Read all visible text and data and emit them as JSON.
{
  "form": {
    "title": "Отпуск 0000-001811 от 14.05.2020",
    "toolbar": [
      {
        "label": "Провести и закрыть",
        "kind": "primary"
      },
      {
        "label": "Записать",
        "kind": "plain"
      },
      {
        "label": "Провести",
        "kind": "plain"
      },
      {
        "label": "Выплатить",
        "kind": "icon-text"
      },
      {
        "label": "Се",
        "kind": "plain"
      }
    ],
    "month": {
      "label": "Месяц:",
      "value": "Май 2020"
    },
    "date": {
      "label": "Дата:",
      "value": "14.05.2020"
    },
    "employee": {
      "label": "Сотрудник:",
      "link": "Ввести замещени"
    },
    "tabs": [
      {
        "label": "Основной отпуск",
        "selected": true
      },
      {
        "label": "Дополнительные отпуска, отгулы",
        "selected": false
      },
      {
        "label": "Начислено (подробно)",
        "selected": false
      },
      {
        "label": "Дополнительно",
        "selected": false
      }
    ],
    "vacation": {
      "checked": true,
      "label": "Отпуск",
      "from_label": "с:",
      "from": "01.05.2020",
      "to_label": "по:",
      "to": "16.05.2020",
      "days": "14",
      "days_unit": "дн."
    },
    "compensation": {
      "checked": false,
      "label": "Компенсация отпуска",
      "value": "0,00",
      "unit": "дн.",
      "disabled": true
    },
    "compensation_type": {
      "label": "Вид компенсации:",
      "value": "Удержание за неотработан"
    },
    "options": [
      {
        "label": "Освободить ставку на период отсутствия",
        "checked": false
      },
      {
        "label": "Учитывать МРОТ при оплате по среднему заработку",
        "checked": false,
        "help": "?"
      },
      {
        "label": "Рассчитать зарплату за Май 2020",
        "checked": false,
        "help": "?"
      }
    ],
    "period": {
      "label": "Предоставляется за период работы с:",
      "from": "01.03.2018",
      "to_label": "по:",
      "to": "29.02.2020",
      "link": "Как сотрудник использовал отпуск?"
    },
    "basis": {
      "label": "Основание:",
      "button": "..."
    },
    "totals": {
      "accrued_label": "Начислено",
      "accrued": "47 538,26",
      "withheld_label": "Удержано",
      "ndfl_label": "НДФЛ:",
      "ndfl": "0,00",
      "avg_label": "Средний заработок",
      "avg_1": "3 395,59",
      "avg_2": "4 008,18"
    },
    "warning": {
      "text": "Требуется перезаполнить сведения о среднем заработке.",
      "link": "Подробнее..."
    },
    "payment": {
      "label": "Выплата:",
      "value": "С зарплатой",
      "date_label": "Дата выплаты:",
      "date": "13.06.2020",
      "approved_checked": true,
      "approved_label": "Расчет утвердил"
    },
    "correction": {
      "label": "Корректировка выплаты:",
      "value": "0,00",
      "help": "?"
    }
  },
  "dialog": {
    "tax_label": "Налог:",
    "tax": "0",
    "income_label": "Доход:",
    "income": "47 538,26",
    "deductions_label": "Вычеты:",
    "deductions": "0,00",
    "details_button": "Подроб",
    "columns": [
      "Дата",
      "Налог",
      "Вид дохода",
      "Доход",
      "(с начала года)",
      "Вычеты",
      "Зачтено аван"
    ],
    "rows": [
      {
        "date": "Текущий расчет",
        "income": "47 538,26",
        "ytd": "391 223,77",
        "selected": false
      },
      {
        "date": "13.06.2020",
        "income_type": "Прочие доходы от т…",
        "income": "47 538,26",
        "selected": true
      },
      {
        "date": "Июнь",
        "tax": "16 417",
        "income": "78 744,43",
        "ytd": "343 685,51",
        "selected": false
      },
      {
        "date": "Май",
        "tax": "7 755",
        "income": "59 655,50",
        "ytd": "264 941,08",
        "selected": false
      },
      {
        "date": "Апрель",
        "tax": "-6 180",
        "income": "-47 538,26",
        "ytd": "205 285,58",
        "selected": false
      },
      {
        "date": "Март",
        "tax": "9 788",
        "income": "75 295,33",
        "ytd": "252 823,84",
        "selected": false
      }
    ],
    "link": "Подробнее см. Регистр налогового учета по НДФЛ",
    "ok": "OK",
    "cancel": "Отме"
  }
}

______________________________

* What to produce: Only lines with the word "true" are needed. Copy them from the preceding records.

* Finished exercise:
        "selected": true
      "checked": true,
      "disabled": true
      "approved_checked": true,
        "selected": true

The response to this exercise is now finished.